- University of Strathclyde, Glasgow, Scotland
- Coventry University, Coventry, England
- UWE Bristol, Bristol, England
FAQ’s about choosing an architecture school
What is the average GPA to get into architecture?
Admission requirements for architecture programs can vary widely depending on the specific institution and the level of the program (undergraduate vs. graduate). However, generally speaking, competitive undergraduate architecture programs may require a high school GPA of around 3.5 or higher on a 4.0 scale, while graduate programs may look for a GPA of around 3.0 or higher from your undergraduate studies.
Keep in mind that GPA is just one factor in admissions. Schools will also consider other things such as your portfolio, letters of recommendation, extracurricular activities, work experience, and your performance on any required standardized tests.
Please check the specific requirements of the schools you’re interested in to get the most accurate information.
What major should I choose for architecture?
If you know for sure that you want to pursue a career in architecture, the most straightforward choice would be to major in architecture itself. Many universities offer Bachelor of Architecture (B.Arch.) degrees, which are often five-year programs.
However, there are also other relevant majors you could consider, especially if you’re interested in approaching architecture from a particular perspective or if you want to keep your options open for related fields. These can include:
- Architectural Engineering: This major would focus more on the technical and structural aspects of buildings.
- Interior Design: This would focus on the design of interior spaces.

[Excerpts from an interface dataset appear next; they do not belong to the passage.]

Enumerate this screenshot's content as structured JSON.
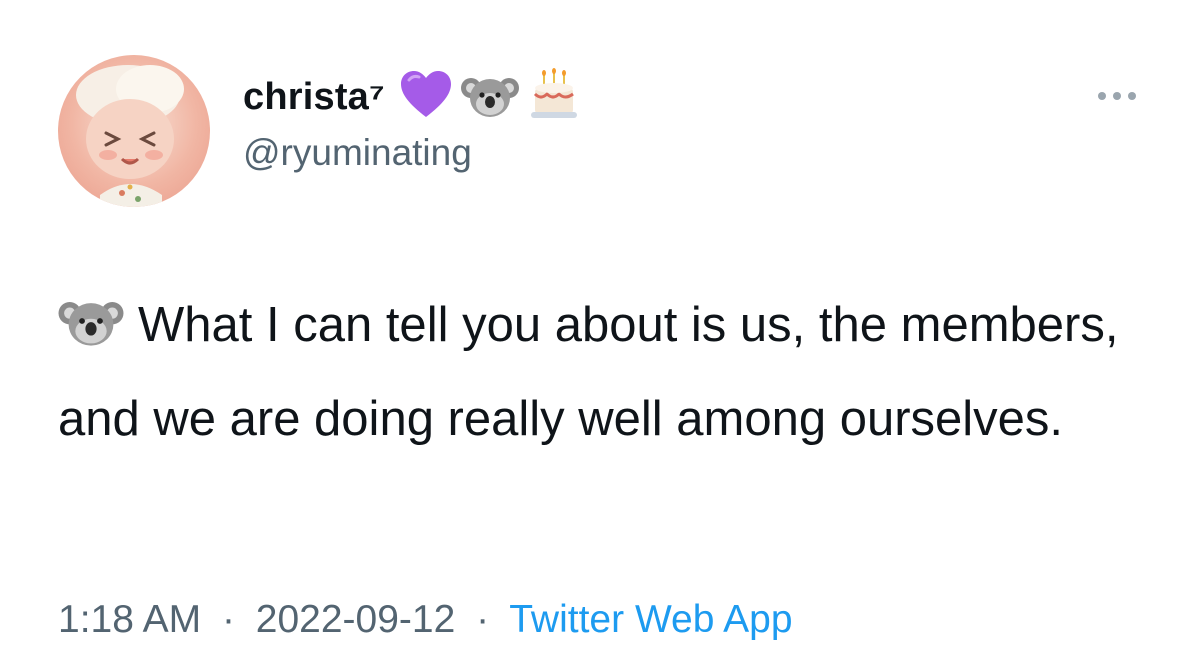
{
  "author": {
    "display_name": "christa⁷",
    "handle": "@ryuminating",
    "name_icons": [
      "purple-heart-icon",
      "koala-icon",
      "birthday-cake-icon"
    ]
  },
  "more_button": {
    "icon": "more-horizontal-icon"
  },
  "tweet": {
    "leading_icon": "koala-icon",
    "text": "What I can tell you about is us, the members, and we are doing really well among ourselves."
  },
  "meta": {
    "time": "1:18 AM",
    "separator": "·",
    "date": "2022-09-12",
    "source": "Twitter Web App"
  },
  "colors": {
    "text_primary": "#0f1419",
    "text_secondary": "#536471",
    "link": "#1d9bf0",
    "heart": "#a55be8"
  }
}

- Urban Planning or Urban Studies: These majors would give you a broader view of how individual buildings fit into and affect larger urban environments.
- Environmental Design or Sustainable Design: These programs focus on designing buildings and spaces that are environmentally friendly and sustainable.
- Landscape Architecture: This focuses on outdoor spaces and the design of landscapes.
- Construction Management: This would focus more on the practical aspects of constructing buildings.
- Art or Design: These majors can also be relevant, particularly if you’re interested in the aesthetic and conceptual sides of architecture.
Remember, many Master of Architecture (M.Arch.) programs accept students from various undergraduate backgrounds, so you don’t necessarily have to major in architecture as an undergraduate to become an architect. Always check with the specific architecture programs you’re interested in to see what their prerequisites are.
What percentage of architecture students become architects?
The exact percentage of architecture students who go on to become licensed architects can vary widely and is influenced by a variety of factors, such as the strength of the economy, the job market in specific geographic areas, and individual career aspirations.
A report by the National Council of Architectural Registration Boards (NCARB) found that about 75% of new architecture graduates in the U.S. were on the path to licensure. However, the journey to becoming a fully licensed architect can be quite long, often involving several years of professional experience (referred to as the Architectural Experience Program or AXP) and passing a series of exams (the Architect Registration Examination or ARE).
Some architecture graduates choose not to pursue licensure but still work in related fields. They may work in architectural firms in roles that do not require a license, or in fields like urban planning, interior design, industrial design, construction management, real estate development, and more.
Others may leverage their architectural education into roles in new technology sectors like virtual reality, video game design, or software development for architecture-related software.
Ultimately, the choice to become a licensed architect will depend on one’s career goals, the commitment one is willing to make to fulfill licensure requirements, and the opportunities available in one’s specific circumstances.